It’s helpful to see Jesus as being the same today as he was in that secluded place with the multitudes. He still has a heart of compassion and an ability to provide so abundantly that there are plenty of leftovers. He just asks us to have a seat, to be still, and to trust him to multiply our loaf and fish so that our need will be more than met.
It’s also helpful to realize that Jesus didn’t do this all the time. We only have a couple of episodes recorded for us when he actually fed a crowd. But it seems that his disciples were always fed and cared for, the bills were paid, the taxes turned in on time (even though it took a little fishing first to come up with the required coin, Matt 17:27). When we walk with Jesus day by day, he takes care of us, and many times more abundantly than we could ever ask or imagine. (Eph. 3:20) God provides and he also doesn’t seem to mind leaving behind some leftovers.
Generous Father and Gracious Jesus, thank you for all you provide by your Spirit day by day and moment by moment. Thank you that you give freely and with such love that we are at times overwhelmed by your goodness. Fill us with the faith we need to trust you in times of scarcity and want. And grant us the grace to just as freely and in faith offer all that we have to others, trusting you to make up the difference and to provide the leftovers.

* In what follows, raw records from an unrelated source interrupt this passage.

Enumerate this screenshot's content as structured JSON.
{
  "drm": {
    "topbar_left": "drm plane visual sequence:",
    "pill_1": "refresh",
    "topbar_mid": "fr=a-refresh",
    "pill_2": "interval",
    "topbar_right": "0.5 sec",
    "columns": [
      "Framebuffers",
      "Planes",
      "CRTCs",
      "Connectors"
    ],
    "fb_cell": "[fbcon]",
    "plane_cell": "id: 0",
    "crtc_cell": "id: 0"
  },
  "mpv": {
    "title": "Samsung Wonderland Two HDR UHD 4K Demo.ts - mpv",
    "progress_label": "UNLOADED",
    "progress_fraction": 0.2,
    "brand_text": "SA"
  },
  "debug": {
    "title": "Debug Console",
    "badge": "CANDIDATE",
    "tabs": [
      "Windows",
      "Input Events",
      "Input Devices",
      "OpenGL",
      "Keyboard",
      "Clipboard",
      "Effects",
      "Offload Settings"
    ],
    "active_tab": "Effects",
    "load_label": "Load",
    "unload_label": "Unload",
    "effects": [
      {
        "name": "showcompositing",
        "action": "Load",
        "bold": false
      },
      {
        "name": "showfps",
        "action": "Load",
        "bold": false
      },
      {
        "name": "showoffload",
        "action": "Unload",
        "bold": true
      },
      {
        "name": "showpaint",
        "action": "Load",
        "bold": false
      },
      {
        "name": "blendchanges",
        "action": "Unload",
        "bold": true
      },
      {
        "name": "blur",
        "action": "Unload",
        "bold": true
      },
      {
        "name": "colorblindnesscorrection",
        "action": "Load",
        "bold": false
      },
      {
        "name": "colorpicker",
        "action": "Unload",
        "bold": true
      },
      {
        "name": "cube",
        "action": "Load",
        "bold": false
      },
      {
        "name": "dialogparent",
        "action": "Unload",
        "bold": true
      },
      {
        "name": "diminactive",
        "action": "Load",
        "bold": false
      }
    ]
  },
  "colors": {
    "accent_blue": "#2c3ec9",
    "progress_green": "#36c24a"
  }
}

In Jesus name. Amen.
“Now a man came from Baal-shalishah, and brought the man of God bread of the first fruits, twenty loaves of barley and fresh ears of grain in his sack. And he said, ‘Give them to the people that they may eat.’ His attendant said, ‘What, will I set this before a hundred men?’ But he said, ‘Give them to the people that they may eat, for thus says the LORD, “They shall eat and have some left over.”’ So he set it before them, and they ate and had some left over, according to the word of the LORD.” 2 Kings 4:42–44 NASB
“Ordering the people to sit down on the grass, He took the five loaves and the two fish, and looking up toward heaven, He blessed the food, and breaking the loaves He gave them to the disciples, and the disciples gave them to the crowds, and they all ate and were satisfied. They picked up what was left over of the broken pieces, twelve full baskets.” Matthew 14:19–20 NASB